== Data shown ==

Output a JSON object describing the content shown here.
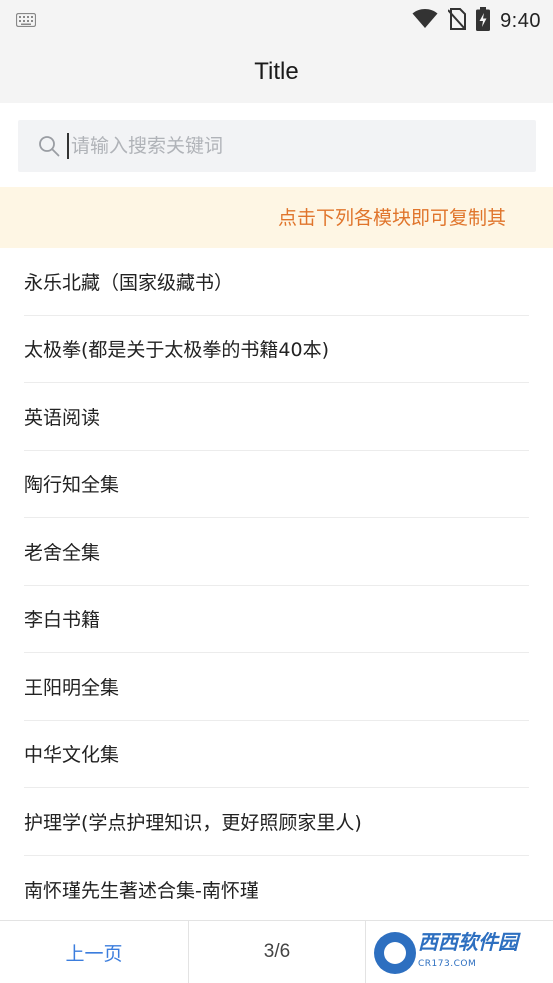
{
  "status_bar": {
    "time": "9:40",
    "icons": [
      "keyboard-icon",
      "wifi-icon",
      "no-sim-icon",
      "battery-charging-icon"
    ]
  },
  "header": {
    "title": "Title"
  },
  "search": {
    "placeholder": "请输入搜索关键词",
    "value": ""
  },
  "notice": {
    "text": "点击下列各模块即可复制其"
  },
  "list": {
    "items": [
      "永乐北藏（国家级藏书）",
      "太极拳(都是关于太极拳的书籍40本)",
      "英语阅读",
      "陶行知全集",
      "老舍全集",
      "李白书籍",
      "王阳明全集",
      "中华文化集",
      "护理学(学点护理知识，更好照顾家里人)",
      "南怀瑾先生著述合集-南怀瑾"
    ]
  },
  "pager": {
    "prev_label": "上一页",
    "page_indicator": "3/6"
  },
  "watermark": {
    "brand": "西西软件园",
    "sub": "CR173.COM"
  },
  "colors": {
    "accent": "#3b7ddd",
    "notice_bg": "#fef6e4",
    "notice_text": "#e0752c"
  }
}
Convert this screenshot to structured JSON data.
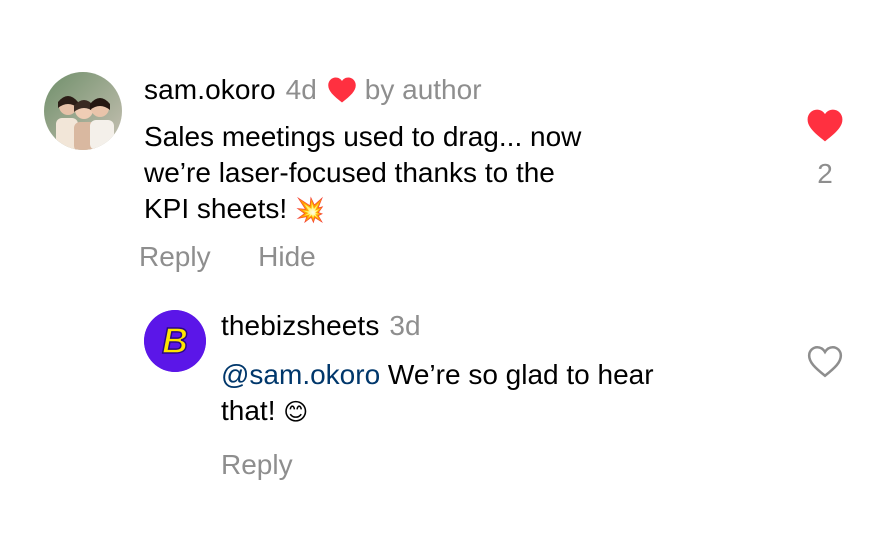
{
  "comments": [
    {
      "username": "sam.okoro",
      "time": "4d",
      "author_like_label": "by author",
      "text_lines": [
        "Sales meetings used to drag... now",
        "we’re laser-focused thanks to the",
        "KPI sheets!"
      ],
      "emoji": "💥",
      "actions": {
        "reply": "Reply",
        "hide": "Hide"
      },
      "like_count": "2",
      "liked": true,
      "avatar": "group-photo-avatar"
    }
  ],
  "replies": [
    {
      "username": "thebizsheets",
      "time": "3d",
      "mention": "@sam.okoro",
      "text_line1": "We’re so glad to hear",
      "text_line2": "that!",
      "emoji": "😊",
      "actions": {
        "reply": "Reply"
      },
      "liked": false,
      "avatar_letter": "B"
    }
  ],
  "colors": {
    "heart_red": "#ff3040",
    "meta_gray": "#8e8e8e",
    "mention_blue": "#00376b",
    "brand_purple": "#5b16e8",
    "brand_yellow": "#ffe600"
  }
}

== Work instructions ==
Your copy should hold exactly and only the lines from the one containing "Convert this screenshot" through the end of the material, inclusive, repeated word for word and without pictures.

== Result ==
Convert this screenshot to structured JSON data.
{
  "comments": [
    {
      "username": "sam.okoro",
      "time": "4d",
      "author_like_label": "by author",
      "text_lines": [
        "Sales meetings used to drag... now",
        "we’re laser-focused thanks to the",
        "KPI sheets!"
      ],
      "emoji": "💥",
      "actions": {
        "reply": "Reply",
        "hide": "Hide"
      },
      "like_count": "2",
      "liked": true,
      "avatar": "group-photo-avatar"
    }
  ],
  "replies": [
    {
      "username": "thebizsheets",
      "time": "3d",
      "mention": "@sam.okoro",
      "text_line1": "We’re so glad to hear",
      "text_line2": "that!",
      "emoji": "😊",
      "actions": {
        "reply": "Reply"
      },
      "liked": false,
      "avatar_letter": "B"
    }
  ],
  "colors": {
    "heart_red": "#ff3040",
    "meta_gray": "#8e8e8e",
    "mention_blue": "#00376b",
    "brand_purple": "#5b16e8",
    "brand_yellow": "#ffe600"
  }
}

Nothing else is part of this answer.